A section of the material may be displayed and the particular frame being displayed at any instant is represented by a moving cursor 803.

FIG. 9

A schematic representation of the rendering operation is illustrated in FIG. 9. At the heart of the system is a rendering engine 901 which essentially pulls source material on a frame-by-frame basis and performs the rendering operations pixel-by-pixel in response to the definitions provided within each of the individual plug-in components. Examples of plug-in components are shown in FIG. 9, consisting of a paint component 902, a compositing component 903, a particles component 904, an editing component 905 and a text generating component 906. The present embodiment has been described with respect to the clip compositing operations 903 and the editing operations 905. Thus, compositing may be performed within a compositing environment in response to controller 903, with editing operations being provided with an editing controller 905.

As described above, one or more embodiments provide a greater degree of flexibility and overall provides a technical contribution in terms of increasing the speed with which post-production activities may be completed.
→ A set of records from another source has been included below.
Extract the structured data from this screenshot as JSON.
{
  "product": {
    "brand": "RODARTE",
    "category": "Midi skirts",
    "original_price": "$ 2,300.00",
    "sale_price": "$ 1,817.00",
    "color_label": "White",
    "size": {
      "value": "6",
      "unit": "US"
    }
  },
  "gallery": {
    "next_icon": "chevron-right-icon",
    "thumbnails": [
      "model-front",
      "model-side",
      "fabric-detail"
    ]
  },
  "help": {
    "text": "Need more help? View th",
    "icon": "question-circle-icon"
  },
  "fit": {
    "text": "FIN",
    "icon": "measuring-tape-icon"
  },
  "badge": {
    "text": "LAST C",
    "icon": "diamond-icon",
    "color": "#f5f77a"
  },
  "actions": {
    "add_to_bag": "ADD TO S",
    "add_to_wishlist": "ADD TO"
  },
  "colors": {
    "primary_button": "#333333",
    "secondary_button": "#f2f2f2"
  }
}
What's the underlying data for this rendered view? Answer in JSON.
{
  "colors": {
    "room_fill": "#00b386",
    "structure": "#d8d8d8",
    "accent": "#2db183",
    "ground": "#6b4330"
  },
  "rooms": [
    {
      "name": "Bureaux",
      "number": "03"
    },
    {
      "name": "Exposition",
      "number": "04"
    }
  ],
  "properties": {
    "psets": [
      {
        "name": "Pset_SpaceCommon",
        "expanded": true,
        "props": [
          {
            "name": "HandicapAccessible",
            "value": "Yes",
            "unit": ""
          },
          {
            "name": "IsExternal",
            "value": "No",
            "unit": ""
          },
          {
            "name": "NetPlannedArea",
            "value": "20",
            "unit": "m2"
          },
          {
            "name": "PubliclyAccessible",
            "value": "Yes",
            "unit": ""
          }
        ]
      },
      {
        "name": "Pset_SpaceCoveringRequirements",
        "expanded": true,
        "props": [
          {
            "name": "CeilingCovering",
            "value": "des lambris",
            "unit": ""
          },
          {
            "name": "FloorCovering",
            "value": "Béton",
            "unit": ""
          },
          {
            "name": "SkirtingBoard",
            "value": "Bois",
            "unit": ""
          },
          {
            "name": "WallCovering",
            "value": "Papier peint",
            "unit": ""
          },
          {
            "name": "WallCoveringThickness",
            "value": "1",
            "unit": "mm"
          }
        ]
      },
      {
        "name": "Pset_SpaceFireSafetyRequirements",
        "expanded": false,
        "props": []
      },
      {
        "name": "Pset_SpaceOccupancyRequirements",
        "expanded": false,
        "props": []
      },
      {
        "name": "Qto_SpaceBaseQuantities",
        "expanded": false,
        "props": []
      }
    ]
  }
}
It may be used in many specific production situations. For example, it is possible to record material for film using a high definition video recorder. Thereafter, it is possible to re-frame the shot within the post-production environment.

In an alternative application, material may be shot using hand-held cameras thereby removing the requirement for providing tripods etc. The very nature of performing production using these techniques, even when employing the best cameramen, introduces a degree of camera shake. However, the inclusion of this shake may be reduced significantly by using stabilizer functions within the compositing environment. Thereafter, separate clips may be combined together through the editing process and an edited sequence may be fed back to the compositing environment to effect the correct color balance etc. Thus, systems of this type allow more to be done in realistic time frames within the post-production environment thereby reducing the burden upon production techniques to record the material under ideal conditions.

Referenced by
Citing PatentFiling datePublication dateApplicantTitle
US7623755Aug 17, 2006Nov 24, 2009Adobe Systems IncorporatedTechniques for positioning audio and video clips
US7823056May 4, 2006Oct 26, 2010Adobe Systems IncorporatedMultiple-camera video recording
US8730231Nov 19, 2008May 20, 2014Image Metrics, Inc.Systems and methods for creating personalized media content having multiple content layers
US20090135177 *Nov 19, 2008May 28, 2009Big Stage Entertainment, Inc.Systems and methods for voice personalization of video content
US20100254672 *Apr 1, 2010Oct 7, 2010Gottlieb Steven MGroup portraits composed using video chat systems
US20110293239 *May 26, 2011Dec 1, 2011Casio Computer Co., Ltd.Moving image reproducing apparatus, moving image reproducing method and recording medium
Classifications
U.S. Classification715/723, G9B/27.012, G9B/27.051, 715/725, 715/726, 715/732, 715/724
International ClassificationH04N5/265, G11B27/031, G09G5/00, G11B27/34, G11B27/034
Cooperative ClassificationG11B27/034, G11B27/34
European ClassificationG11B27/034, G11B27/34
Legal Events
DateCodeEventDescription
Aug 19, 2005ASAssignment
Owner name: AUTODESK CANADA CO., CANADA
Free format text: ASSIGNMENT OF ASSIGNORS INTEREST;ASSIGNOR:AUTODESK CANADA INC.;REEL/FRAME:016641/0922
Effective date: 20050811
Owner name: AUTODESK CANADA CO.,CANADA
Free format text: ASSIGNMENT OF ASSIGNORS INTEREST;ASSIGNOR:AUTODESK CANADA INC.;US-ASSIGNMENT DATABASE UPDATED:20100223;REEL/FRAME:16641/922
Jun 16, 2004ASAssignment
Owner name: AUTODESK CANADA INC., CANADA
Free format text: ASSIGNMENT OF ASSIGNORS INTEREST;ASSIGNORS:BELHUMEUR, JOSEE;KNAAP, LYNE VAN DER;ST. PIERRE, NICOLAS;REEL/FRAME:015488/0969
Effective date: 20040607